The mayor’s beyond angry. And drunk.
Vadim (Roman Madyanov, such an ugly presence that you can practically smell the liquor and feel the high blood pressure on him) is the corrupt and shameless mayor of a small peninsula by the Barents Sea, right off the northern coasts of Russia. It’s an eerie place, quiet and small. There are blue skies, gray landscapes, and whale skeletons littered about. But it’s simple and beautiful in its antiquated way. And it’s out of time. Anyway, Vadim shows up at a home, late, soused, cross-eyed, ready to fall over, and starts berating a local family.
“You people always make it hard.”
“You’re all in shit.”
“You piece of shit. You have no rights, and you never will.” That last one is aimed at the father of the house that Vadim’s at — all of this hardly appropriate behavior for an elected official.
Vadim wants to tear down Nikolay’s (Aleksey Serebryakov) home, because the land has value. That’s where Vadim is tonight, and he just does not care what comes out of his mouth. He’s mad and impatient, good enough reasons as any to belittle a man and his family.
Nikolay won’t stand for being kicked out of his home and calls in a big Moscow lawyer, Dmitri (Vladimir Vdovichenkov). Nikolay’s lived on this land his whole life. How dare the mayor? This land belonged to Nikolay’s entire family lineage, and it’s all he has. And the mayor is clearly strong-arming Nikolay out of some sort of long-term spite. Out of greed. The whole situation becomes upsetting, fast. Nikolay’s lawyer has a wandering eye. Nikolay’s son is at teen-angst odds with his step-mother. Nikolay’s also drinking a lot, and his new wife is clearly bored and unhappy with their marriage. Everyone just seems unhappy, and the mayor is throwing gasoline on everything.

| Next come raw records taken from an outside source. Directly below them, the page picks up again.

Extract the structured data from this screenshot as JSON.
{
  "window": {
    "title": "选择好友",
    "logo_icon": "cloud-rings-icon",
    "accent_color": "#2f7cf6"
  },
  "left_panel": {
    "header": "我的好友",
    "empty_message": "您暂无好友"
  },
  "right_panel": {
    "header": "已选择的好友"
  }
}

Leviathan is that kind of story: an exacting and bleak experience about the selfishness of power and how people act with self-interest, sadness, impulsiveness, or just make plain terrible choices when confronted with chaos. It is about an archaic place and about the loss of simplicity, and worse, purity. This isn’t a condemnation of the human condition but rather a startling and at times moving observation.
Despite its patient, long photography, Andrey Zvyagintsev’s Leviathan is not a subtle film. (It’s called Leviathan for God’s sake.) It’s a loose adaptation of The Book of Job, and it truly is about the monstrosities and suffering of everyday people. Nikolay suffers as he’s punished by a nasty and monstrous bureaucracy, one led by an angry, drunken “god” acting on whims. The state wants everything from Nikolay, and his friends and family keep betraying him or are on the verge of it. The story speaks to a very human and familiar nastiness. It doesn’t paint anyone as truly evil or shallow, just self-interested. It breaks your heart as you see how easy it is to test and destroy people. Nikolay’s tortured and tested until someone can destroy his house and everything that came with it. It’s almost poetic, really. Saddening too. One man’s legacy scheduled for razing, and there’s nearly nothing he can do about it.
Leviathan is almost reminiscent of Czech New Wave cinema. It possesses a naturalistic view of modern society in its native Russia and through its small scope takes on grand themes and ideas. It’s not obvious in its approach to one-man-against-the-universe, but you pick up on the film’s purpose before the end. When Nikolay and his friends go shooting, they opt to use framed portraits of past Russian presidents for target practice. It’s a mild reprieve, a cursing of past political gods (actually, it’s kind of a wonder that a film that could easily be considered anti-Putin got made in that country). No one gets hurt, but true to form, the scene ends in a spiritual tragedy.
Why Nikolay? Why? Because the mayor said so, that’s why. Through Nikolay’s suffering, we reach at something pure and deep and beautiful and depressing. In all its unrelenting bleakness, Leviathan is a commanding work.